After the win over Bucknell - and the "gag order" on Colgate now officially lifted - the players were free to talk about the challenge of Colgate.
"I don't really know what to expect," Spadola said of the Colgate "Raiders." "They've been a great team these past few years. I just want to go out there, do my part, and when I have an opportunity to make plays, I just want to keep doing it. Like coach said, this week of practice will be like no other. We're going to have to bust our chops, non-stop, and just know that this team is coming into our house next week, and they're in a battle, just like us, they want the title. We just need to want it more. Next week, we just need to show it."
"We had them beat here two years ago, and we let that one slip away, and were in a real competitive game at Hamilton last year," Coen said. "We've had great games with them. The Lehigh-Colgate games, you know what types of games they are. If you love football, you love watching this game, you love playing in this game and you love coaching in this game."

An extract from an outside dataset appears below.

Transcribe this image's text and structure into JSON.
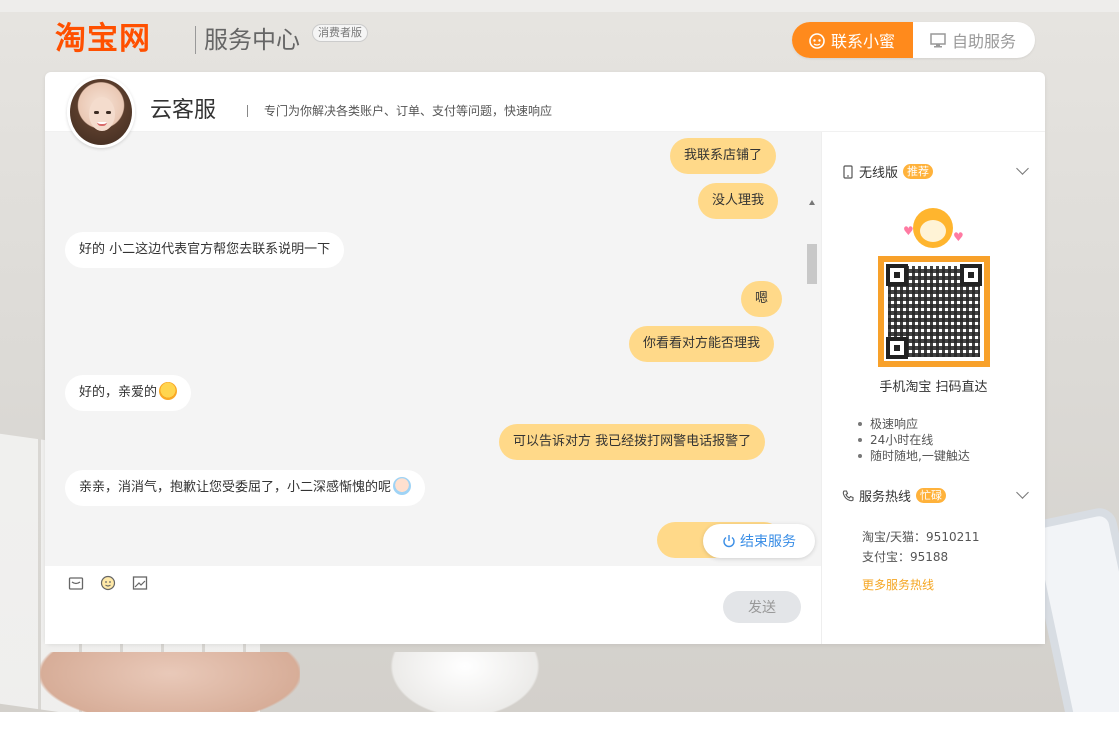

It will not be easy by any stretch. Lehigh has not faced a team as physically dominating along the offensive line as Colgate, except perhaps Villanova. If Eachus lines up and runs for 600 yards for the "Raiders" - and Lehigh keeps things alive for Colgate with untimely penalties or bad special teams play - Lehigh will no longer have their Patriot League title destiny in their own hands.

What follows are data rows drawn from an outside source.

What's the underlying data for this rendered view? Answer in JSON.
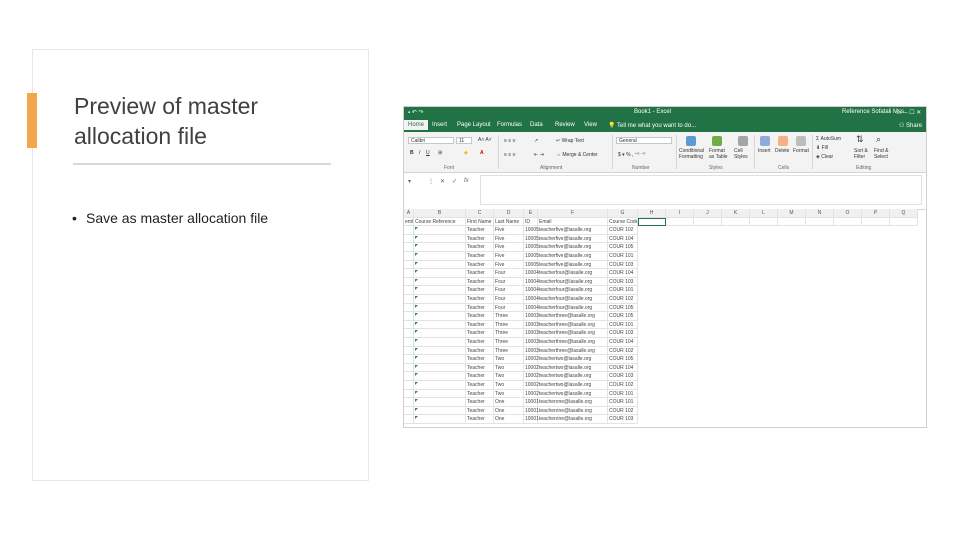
{
  "slide": {
    "title_line1": "Preview of master",
    "title_line2": "allocation file",
    "bullet": "Save as master allocation file"
  },
  "colors": {
    "accent": "#f2a74a",
    "excel_green": "#217346"
  },
  "excel": {
    "title": "Book1 - Excel",
    "account": "Reference Sofatali Mss",
    "share": "Share",
    "tabs": [
      "Home",
      "Insert",
      "Page Layout",
      "Formulas",
      "Data",
      "Review",
      "View"
    ],
    "tell_me": "Tell me what you want to do...",
    "font_name": "Calibri",
    "font_size": "11",
    "wrap_text": "Wrap Text",
    "merge_center": "Merge & Center",
    "number_format": "General",
    "conditional_formatting": "Conditional Formatting",
    "format_as_table": "Format as Table",
    "cell_styles": "Cell Styles",
    "insert": "Insert",
    "delete": "Delete",
    "format": "Format",
    "autosum": "AutoSum",
    "fill": "Fill",
    "clear": "Clear",
    "sort_filter": "Sort & Filter",
    "find_select": "Find & Select",
    "groups": [
      "Font",
      "Alignment",
      "Number",
      "Styles",
      "Cells",
      "Editing"
    ],
    "fx": "fx",
    "column_letters": [
      "A",
      "B",
      "C",
      "D",
      "E",
      "F",
      "G",
      "H",
      "I",
      "J",
      "K",
      "L",
      "M",
      "N",
      "O",
      "P",
      "Q"
    ],
    "header_row": [
      "enti",
      "Course Reference",
      "First Name",
      "Last Name",
      "ID",
      "Email",
      "Course Code",
      "",
      "",
      "",
      "",
      "",
      "",
      "",
      "",
      "",
      ""
    ],
    "rows": [
      [
        "Teacher",
        "Five",
        "10005",
        "teacherfive@lasalle.org",
        "COUR 102"
      ],
      [
        "Teacher",
        "Five",
        "10005",
        "teacherfive@lasalle.org",
        "COUR 104"
      ],
      [
        "Teacher",
        "Five",
        "10005",
        "teacherfive@lasalle.org",
        "COUR 105"
      ],
      [
        "Teacher",
        "Five",
        "10005",
        "teacherfive@lasalle.org",
        "COUR 101"
      ],
      [
        "Teacher",
        "Five",
        "10005",
        "teacherfive@lasalle.org",
        "COUR 103"
      ],
      [
        "Teacher",
        "Four",
        "10004",
        "teacherfour@lasalle.org",
        "COUR 104"
      ],
      [
        "Teacher",
        "Four",
        "10004",
        "teacherfour@lasalle.org",
        "COUR 103"
      ],
      [
        "Teacher",
        "Four",
        "10004",
        "teacherfour@lasalle.org",
        "COUR 101"
      ],
      [
        "Teacher",
        "Four",
        "10004",
        "teacherfour@lasalle.org",
        "COUR 102"
      ],
      [
        "Teacher",
        "Four",
        "10004",
        "teacherfour@lasalle.org",
        "COUR 105"
      ],
      [
        "Teacher",
        "Three",
        "10003",
        "teacherthree@lasalle.org",
        "COUR 105"
      ],
      [
        "Teacher",
        "Three",
        "10003",
        "teacherthree@lasalle.org",
        "COUR 101"
      ],
      [
        "Teacher",
        "Three",
        "10003",
        "teacherthree@lasalle.org",
        "COUR 103"
      ],
      [
        "Teacher",
        "Three",
        "10003",
        "teacherthree@lasalle.org",
        "COUR 104"
      ],
      [
        "Teacher",
        "Three",
        "10003",
        "teacherthree@lasalle.org",
        "COUR 102"
      ],
      [
        "Teacher",
        "Two",
        "10002",
        "teachertwo@lasalle.org",
        "COUR 105"
      ],
      [
        "Teacher",
        "Two",
        "10002",
        "teachertwo@lasalle.org",
        "COUR 104"
      ],
      [
        "Teacher",
        "Two",
        "10002",
        "teachertwo@lasalle.org",
        "COUR 103"
      ],
      [
        "Teacher",
        "Two",
        "10002",
        "teachertwo@lasalle.org",
        "COUR 102"
      ],
      [
        "Teacher",
        "Two",
        "10002",
        "teachertwo@lasalle.org",
        "COUR 101"
      ],
      [
        "Teacher",
        "One",
        "10001",
        "teacherone@lasalle.org",
        "COUR 101"
      ],
      [
        "Teacher",
        "One",
        "10001",
        "teacherone@lasalle.org",
        "COUR 102"
      ],
      [
        "Teacher",
        "One",
        "10001",
        "teacherone@lasalle.org",
        "COUR 103"
      ]
    ]
  }
}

Untold by Coen about that game two years ago was the fact that a critical missed extra point played a huge part in that game. Missed in the first quarter, Coen went for two on several different occasions to try to extend the lead - and didn't manage to do it. The 34-33 game - lost in the last two minutes - was partially due to special teams.
It shows that in order to beat the Colgate "Raiders", this Lehigh team may need to channel Banaszak and the Oakland "Raiders" in order to emerge the victors in next weekend's game, the final regular season home game of the Lehigh football season. Not only in the "rambunctious" way, but also in the way of solid special teams, forcing turnovers, and making Saturday "showtime".
After all, it worked for Holy Cross last weekend.